TASK TO COMPLETE
Could you write out the records below exactly as they appear?

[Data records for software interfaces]
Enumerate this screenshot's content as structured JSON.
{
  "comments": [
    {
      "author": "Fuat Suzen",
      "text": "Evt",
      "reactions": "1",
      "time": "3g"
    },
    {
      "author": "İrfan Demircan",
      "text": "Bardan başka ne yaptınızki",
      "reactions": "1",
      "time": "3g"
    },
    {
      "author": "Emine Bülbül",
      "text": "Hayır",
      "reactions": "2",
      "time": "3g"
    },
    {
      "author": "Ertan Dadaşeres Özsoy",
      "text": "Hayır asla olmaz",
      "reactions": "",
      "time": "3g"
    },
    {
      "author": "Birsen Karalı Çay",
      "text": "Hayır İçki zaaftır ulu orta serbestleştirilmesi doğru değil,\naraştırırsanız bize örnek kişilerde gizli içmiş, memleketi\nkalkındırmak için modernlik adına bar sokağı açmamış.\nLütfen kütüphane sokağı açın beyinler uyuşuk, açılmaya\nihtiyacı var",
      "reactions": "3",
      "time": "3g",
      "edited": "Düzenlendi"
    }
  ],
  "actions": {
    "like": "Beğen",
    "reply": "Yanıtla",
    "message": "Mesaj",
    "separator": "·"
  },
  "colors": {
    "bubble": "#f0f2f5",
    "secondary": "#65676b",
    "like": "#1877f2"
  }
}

WRITTEN ANSWER
Enumerate this screenshot's content as structured JSON.
{
  "comments": [
    {
      "author": "Fuat Suzen",
      "text": "Evt",
      "reactions": "1",
      "time": "3g"
    },
    {
      "author": "İrfan Demircan",
      "text": "Bardan başka ne yaptınızki",
      "reactions": "1",
      "time": "3g"
    },
    {
      "author": "Emine Bülbül",
      "text": "Hayır",
      "reactions": "2",
      "time": "3g"
    },
    {
      "author": "Ertan Dadaşeres Özsoy",
      "text": "Hayır asla olmaz",
      "reactions": "",
      "time": "3g"
    },
    {
      "author": "Birsen Karalı Çay",
      "text": "Hayır İçki zaaftır ulu orta serbestleştirilmesi doğru değil,\naraştırırsanız bize örnek kişilerde gizli içmiş, memleketi\nkalkındırmak için modernlik adına bar sokağı açmamış.\nLütfen kütüphane sokağı açın beyinler uyuşuk, açılmaya\nihtiyacı var",
      "reactions": "3",
      "time": "3g",
      "edited": "Düzenlendi"
    }
  ],
  "actions": {
    "like": "Beğen",
    "reply": "Yanıtla",
    "message": "Mesaj",
    "separator": "·"
  },
  "colors": {
    "bubble": "#f0f2f5",
    "secondary": "#65676b",
    "like": "#1877f2"
  }
}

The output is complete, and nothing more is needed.